National Assembly President Cilia Flores said the approval of decree powers shows the outgoing legislature's "revolutionary commitment."
Lawmakers on Friday also approved a separate law that describes banking as a "public service" and clears the way for increased state intervention in the sector. Venezuela's private banks make up about 70 percent of the industry, while the government controls the rest.
Chavez, meanwhile, is pushing ahead with efforts to take over swaths of farmland. On Friday, officials and troops seized 47 private ranches in western Venezuela. Chavez has ordered the expropriation of a growing list of businesses, and the government says it has seized more than 5.6 million acres (2.3 million hectares) of rural land.
The flurry of radical moves by Chavez is increasing tensions with the opposition, and is likely to make the coming year a contentious one as he lays the groundwork for his 2012 re-election bid.
"The political temperature is going to be much higher in 2011," said Ricardo Sucre, a Venezuelan political analyst. Sucre said Chavez's latest moves seem aimed at intimidating opponents and neutralizing potential obstacles ahead of the presidential race.
Chavez's popularity has declined in the past two years amid a recession and 27 percent inflation. In September legislative elections, the pro- and anti-Chavez camps emerged with a nearly even split of the popular vote.
Peruvian writer Alvaro Vargas Llosa — son of Nobel literature laureate Mario Vargas Llosa and a prominent international Chavez critic — said the president often seems to seek confrontation when he "has found himself in squeezes, has found himself in an adverse scenario."
The decree powers also are aggravating long-standing tensions between Chavez and Washington. U.S. State Department spokesman P.J. Crowley said Wednesday that Chavez "seems to be finding new and creative ways to justify autocratic powers."
Chavez dismissed that criticism, saying that "it's the empire and its permanent aggressions, its threats."
Chavez was previously granted decree powers by lawmakers in 1999, 2001 and 2007.

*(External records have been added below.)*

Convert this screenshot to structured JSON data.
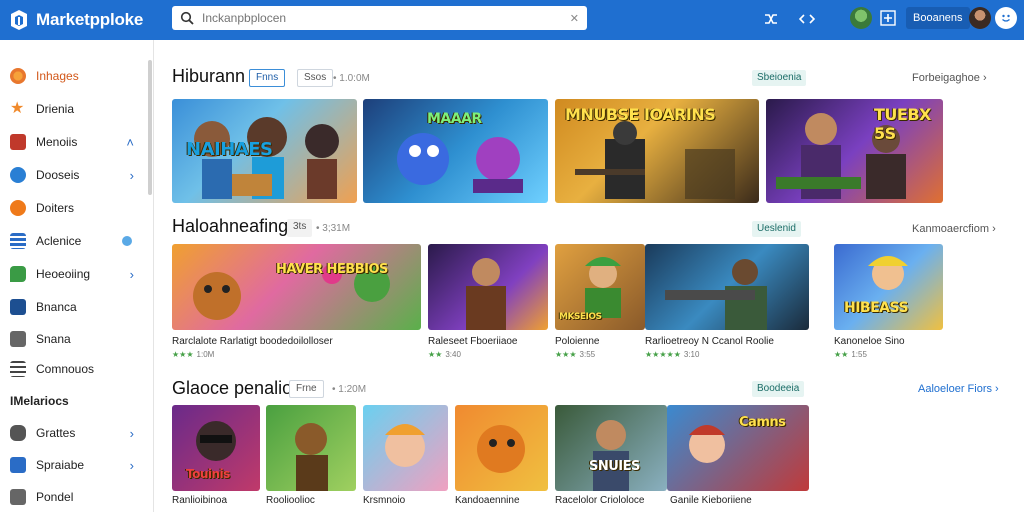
{
  "app": {
    "brand": "Marketpploke",
    "search_placeholder": "Inckanpbplocen",
    "search_clear": "✕",
    "account_label": "Booanens"
  },
  "sidebar": {
    "items": [
      {
        "label": "Inhages",
        "active": true,
        "color": "#e8772e"
      },
      {
        "label": "Drienia",
        "color": "#f08a2c"
      },
      {
        "label": "Menoiis",
        "color": "#c0392b",
        "chev": "˄"
      },
      {
        "label": "Dooseis",
        "color": "#2a7fd4",
        "chev": "›"
      },
      {
        "label": "Doiters",
        "color": "#ef7a1a"
      },
      {
        "label": "Aclenice",
        "color": "#2a6cc6",
        "dot": true
      },
      {
        "label": "Heoeoiing",
        "color": "#3a9b45",
        "chev": "›"
      },
      {
        "label": "Bnanca",
        "color": "#1d4f91"
      },
      {
        "label": "Snana",
        "color": "#666666"
      },
      {
        "label": "Comnouos",
        "color": "#444444"
      }
    ],
    "group_title": "IMelariocs",
    "group_items": [
      {
        "label": "Grattes",
        "color": "#555555",
        "chev": "›"
      },
      {
        "label": "Spraiabe",
        "color": "#2a6cc6",
        "chev": "›"
      },
      {
        "label": "Pondel",
        "color": "#666666"
      }
    ]
  },
  "sections": [
    {
      "title": "Hiburann",
      "chip1": "Fnns",
      "chip2": "Ssos",
      "meta": "• 1.0:0M",
      "tag": "Sbeioenia",
      "see_all": "Forbeigaghoe ›",
      "cards": [
        {
          "art": "NAIHAES",
          "stars": "",
          "title": ""
        },
        {
          "art": "MAAAR",
          "stars": "",
          "title": ""
        },
        {
          "art": "MNUBSE IOARINS",
          "stars": "",
          "title": ""
        },
        {
          "art": "TUEBX 5S",
          "stars": "",
          "title": ""
        }
      ]
    },
    {
      "title": "Haloahneafinga",
      "chip1": "3ts",
      "meta": "• 3;31M",
      "tag": "Ueslenid",
      "see_all": "Kanmoaercfiom ›",
      "cards": [
        {
          "art": "HAVER HEBBIOS",
          "title": "Rarclalote Rarlatigt boodedoilolloser",
          "stars": "★★★",
          "reviews": "1:0M"
        },
        {
          "art": "",
          "title": "Raleseet Fboeriiaoe",
          "stars": "★★",
          "reviews": "3:40"
        },
        {
          "art": "MKSEIOS",
          "title": "Poloienne",
          "stars": "★★★",
          "reviews": "3:55"
        },
        {
          "art": "",
          "title": "Rarlioetreoy N Ccanol Roolie",
          "stars": "★★★★★",
          "reviews": "3:10"
        },
        {
          "art": "HIBEASS",
          "title": "Kanoneloe Sino",
          "stars": "★★",
          "reviews": "1:55"
        }
      ]
    },
    {
      "title": "Glaoce penaliona",
      "chip1": "Frne",
      "meta": "• 1:20M",
      "tag": "Boodeeia",
      "see_all": "Aaloeloer Fiors ›",
      "cards": [
        {
          "art": "Touinis",
          "title": "Ranlioibinoa"
        },
        {
          "art": "",
          "title": "Roolioolioc"
        },
        {
          "art": "",
          "title": "Krsmnoio"
        },
        {
          "art": "",
          "title": "Kandoaennine"
        },
        {
          "art": "SNUIES",
          "title": "Racelolor Criololoce"
        },
        {
          "art": "Camns",
          "title": "Ganile Kieboriiene"
        }
      ]
    }
  ]
}
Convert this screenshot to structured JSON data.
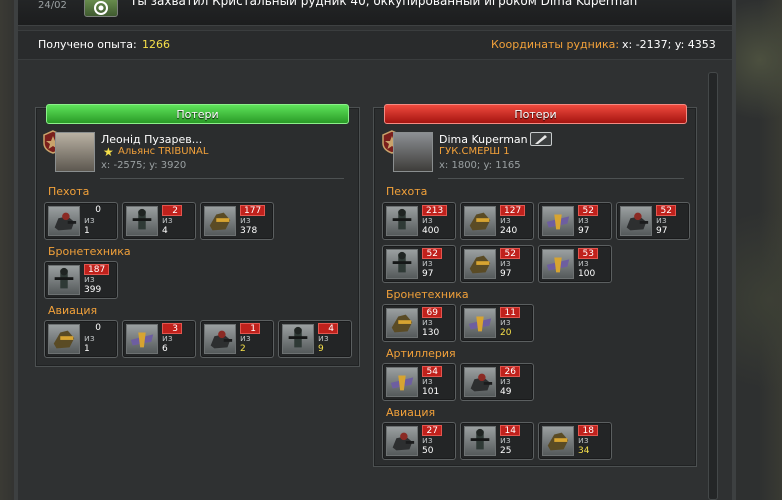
{
  "topbar": {
    "date": "24/02",
    "message": "Ты захватил Кристальный рудник 40, оккупированный игроком Dima Kuperman"
  },
  "info": {
    "xp_label": "Получено опыта:",
    "xp_value": "1266",
    "coords_label": "Координаты рудника:",
    "coords_value": "x: -2137; y: 4353"
  },
  "left_panel": {
    "title": "Потери",
    "player_name": "Леонід Пузарев...",
    "alliance": "Альянс TRIBUNAL",
    "coords": "x: -2575; y: 3920",
    "sections": [
      {
        "name": "Пехота",
        "units": [
          {
            "lost": "0",
            "of": "из",
            "total": "1"
          },
          {
            "lost": "2",
            "of": "из",
            "total": "4"
          },
          {
            "lost": "177",
            "of": "из",
            "total": "378"
          }
        ]
      },
      {
        "name": "Бронетехника",
        "units": [
          {
            "lost": "187",
            "of": "из",
            "total": "399"
          }
        ]
      },
      {
        "name": "Авиация",
        "units": [
          {
            "lost": "0",
            "of": "из",
            "total": "1"
          },
          {
            "lost": "3",
            "of": "из",
            "total": "6"
          },
          {
            "lost": "1",
            "of": "из",
            "total": "2"
          },
          {
            "lost": "4",
            "of": "из",
            "total": "9"
          }
        ]
      }
    ]
  },
  "right_panel": {
    "title": "Потери",
    "player_name": "Dima Kuperman",
    "alliance": "ГУК.СМЕРШ 1",
    "coords": "x: 1800; y: 1165",
    "sections": [
      {
        "name": "Пехота",
        "units": [
          {
            "lost": "213",
            "of": "из",
            "total": "400"
          },
          {
            "lost": "127",
            "of": "из",
            "total": "240"
          },
          {
            "lost": "52",
            "of": "из",
            "total": "97"
          },
          {
            "lost": "52",
            "of": "из",
            "total": "97"
          },
          {
            "lost": "52",
            "of": "из",
            "total": "97"
          },
          {
            "lost": "52",
            "of": "из",
            "total": "97"
          },
          {
            "lost": "53",
            "of": "из",
            "total": "100"
          }
        ]
      },
      {
        "name": "Бронетехника",
        "units": [
          {
            "lost": "69",
            "of": "из",
            "total": "130"
          },
          {
            "lost": "11",
            "of": "из",
            "total": "20"
          }
        ]
      },
      {
        "name": "Артиллерия",
        "units": [
          {
            "lost": "54",
            "of": "из",
            "total": "101"
          },
          {
            "lost": "26",
            "of": "из",
            "total": "49"
          }
        ]
      },
      {
        "name": "Авиация",
        "units": [
          {
            "lost": "27",
            "of": "из",
            "total": "50"
          },
          {
            "lost": "14",
            "of": "из",
            "total": "25"
          },
          {
            "lost": "18",
            "of": "из",
            "total": "34"
          }
        ]
      }
    ]
  },
  "colors": {
    "accent_orange": "#f2a13a",
    "xp_yellow": "#f6e04a",
    "loss_red": "#c0211c",
    "header_green": "#3fc13b",
    "header_red": "#d42a22"
  }
}
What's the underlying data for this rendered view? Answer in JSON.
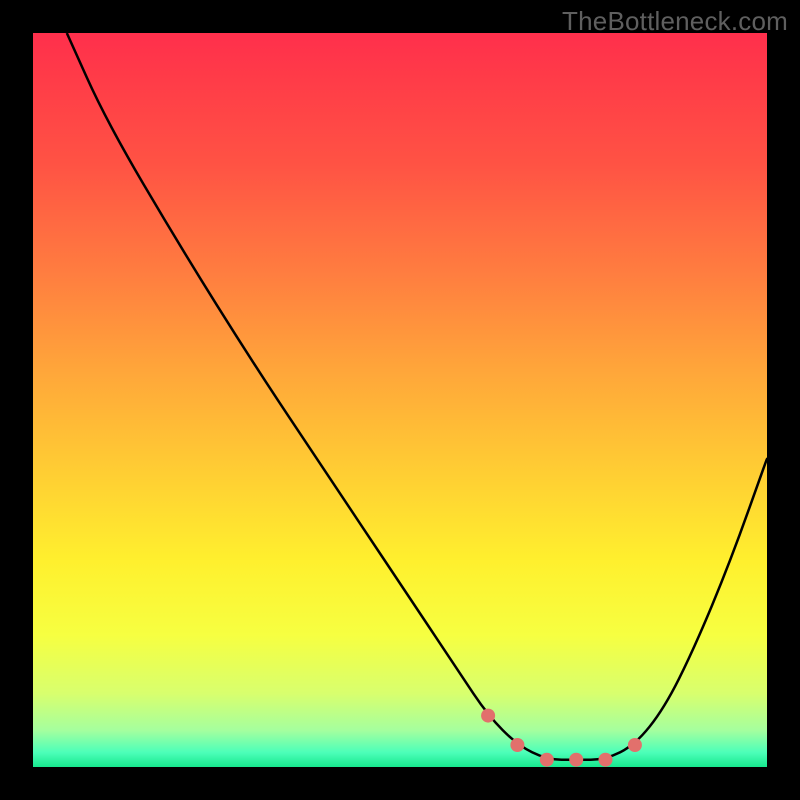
{
  "watermark": "TheBottleneck.com",
  "colors": {
    "bg": "#000000",
    "curve": "#000000",
    "dots": "#e2706c",
    "gradient_top": "#ff2f4c",
    "gradient_bottom": "#17e88e"
  },
  "chart_data": {
    "type": "line",
    "title": "",
    "xlabel": "",
    "ylabel": "",
    "xlim": [
      0,
      100
    ],
    "ylim": [
      0,
      100
    ],
    "curve": {
      "x": [
        4.6,
        10,
        20,
        30,
        40,
        50,
        58,
        62,
        66,
        70,
        74,
        78,
        82,
        86,
        90,
        95,
        100
      ],
      "percent": [
        100,
        88,
        71,
        55,
        40,
        25,
        13,
        7,
        3,
        1,
        1,
        1,
        3,
        8,
        16,
        28,
        42
      ]
    },
    "optimal_zone": {
      "x": [
        62,
        66,
        70,
        74,
        78,
        82
      ],
      "percent": [
        7,
        3,
        1,
        1,
        1,
        3
      ]
    },
    "annotations": []
  }
}
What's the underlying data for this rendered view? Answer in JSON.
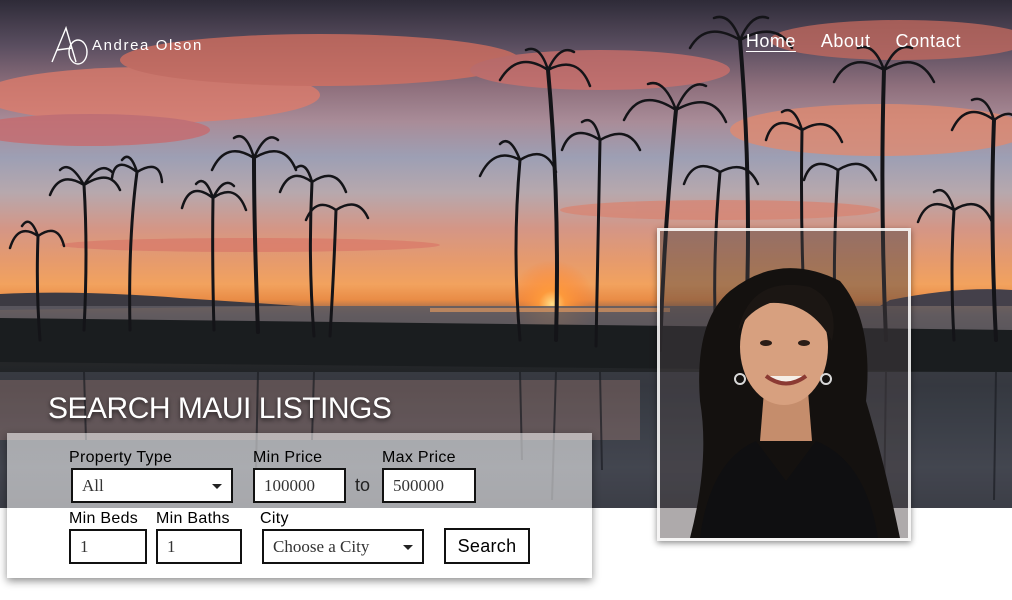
{
  "brand": {
    "name": "Andrea Olson",
    "monogram": "AO"
  },
  "nav": {
    "items": [
      "Home",
      "About",
      "Contact"
    ],
    "active": "Home"
  },
  "search": {
    "title": "SEARCH MAUI LISTINGS",
    "property_type": {
      "label": "Property Type",
      "value": "All"
    },
    "min_price": {
      "label": "Min Price",
      "value": "100000"
    },
    "to_label": "to",
    "max_price": {
      "label": "Max Price",
      "value": "500000"
    },
    "min_beds": {
      "label": "Min Beds",
      "value": "1"
    },
    "min_baths": {
      "label": "Min Baths",
      "value": "1"
    },
    "city": {
      "label": "City",
      "value": "Choose a City"
    },
    "submit_label": "Search"
  },
  "colors": {
    "sunset_orange": "#f2a25e",
    "panel_white": "#ffffff",
    "border": "#111111"
  }
}
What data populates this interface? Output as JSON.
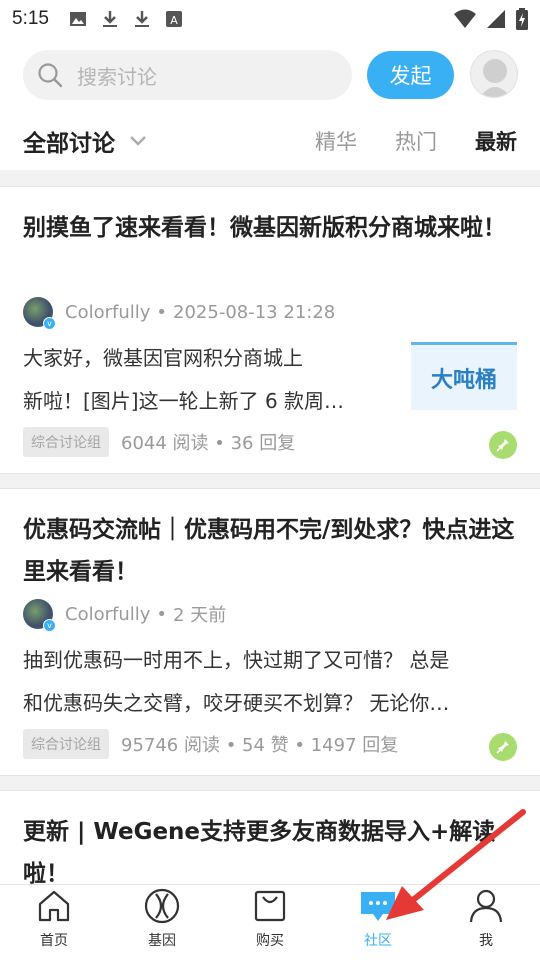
{
  "status_bar": {
    "time": "5:15"
  },
  "search": {
    "placeholder": "搜索讨论"
  },
  "header": {
    "launch_label": "发起"
  },
  "filter": {
    "all_label": "全部讨论",
    "tabs": [
      {
        "label": "精华",
        "active": false
      },
      {
        "label": "热门",
        "active": false
      },
      {
        "label": "最新",
        "active": true
      }
    ]
  },
  "posts": [
    {
      "title": "别摸鱼了速来看看！微基因新版积分商城来啦！",
      "author": "Colorfully",
      "time": "2025-08-13 21:28",
      "excerpt_line1": "大家好，微基因官网积分商城上",
      "excerpt_line2": "新啦！[图片]这一轮上新了 6 款周…",
      "thumb_text": "大吨桶",
      "tag": "综合讨论组",
      "stats": "6044 阅读 • 36 回复"
    },
    {
      "title": "优惠码交流帖｜优惠码用不完/到处求？快点进这里来看看！",
      "author": "Colorfully",
      "time": "2 天前",
      "excerpt_line1": "抽到优惠码一时用不上，快过期了又可惜？ 总是",
      "excerpt_line2": "和优惠码失之交臂，咬牙硬买不划算？ 无论你…",
      "tag": "综合讨论组",
      "stats": "95746 阅读 • 54 赞 • 1497 回复"
    },
    {
      "title": "更新 | WeGene支持更多友商数据导入+解读啦！"
    }
  ],
  "bottom_nav": [
    {
      "label": "首页",
      "icon": "home-icon",
      "active": false
    },
    {
      "label": "基因",
      "icon": "gene-icon",
      "active": false
    },
    {
      "label": "购买",
      "icon": "shopping-bag-icon",
      "active": false
    },
    {
      "label": "社区",
      "icon": "chat-bubble-icon",
      "active": true
    },
    {
      "label": "我",
      "icon": "user-icon",
      "active": false
    }
  ],
  "colors": {
    "accent": "#3ab0f4",
    "pin": "#a8dc6e",
    "arrow": "#e53935"
  }
}
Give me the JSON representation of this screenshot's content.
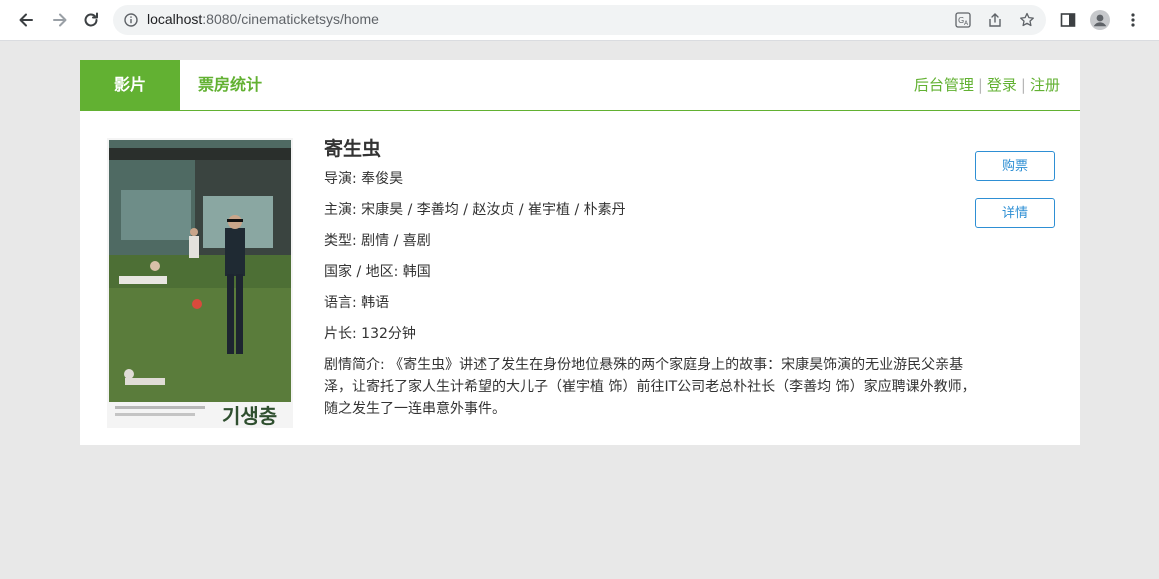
{
  "browser": {
    "url_host": "localhost",
    "url_rest": ":8080/cinematicketsys/home"
  },
  "nav": {
    "tabs": [
      {
        "label": "影片"
      },
      {
        "label": "票房统计"
      }
    ],
    "links": [
      {
        "label": "后台管理"
      },
      {
        "label": "登录"
      },
      {
        "label": "注册"
      }
    ],
    "separator": "|"
  },
  "movie": {
    "title": "寄生虫",
    "director": "导演: 奉俊昊",
    "cast": "主演: 宋康昊 / 李善均 / 赵汝贞 / 崔宇植 / 朴素丹",
    "genre": "类型: 剧情 / 喜剧",
    "country": "国家 / 地区: 韩国",
    "language": "语言: 韩语",
    "duration": "片长: 132分钟",
    "summary": "剧情简介: 《寄生虫》讲述了发生在身份地位悬殊的两个家庭身上的故事：宋康昊饰演的无业游民父亲基泽，让寄托了家人生计希望的大儿子（崔宇植 饰）前往IT公司老总朴社长（李善均 饰）家应聘课外教师，随之发生了一连串意外事件。",
    "poster_title_text": "기생충",
    "buy_button": "购票",
    "detail_button": "详情"
  },
  "colors": {
    "accent_green": "#62b132",
    "button_blue": "#2e8fd4",
    "page_bg": "#e8e8e8"
  }
}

The last time, he used them for 18 months to enact more than 60 laws, seizing control of privately run oil fields, changing financial regulations, imposing new taxes and nationalizing telecommunications, electricity and cement companies.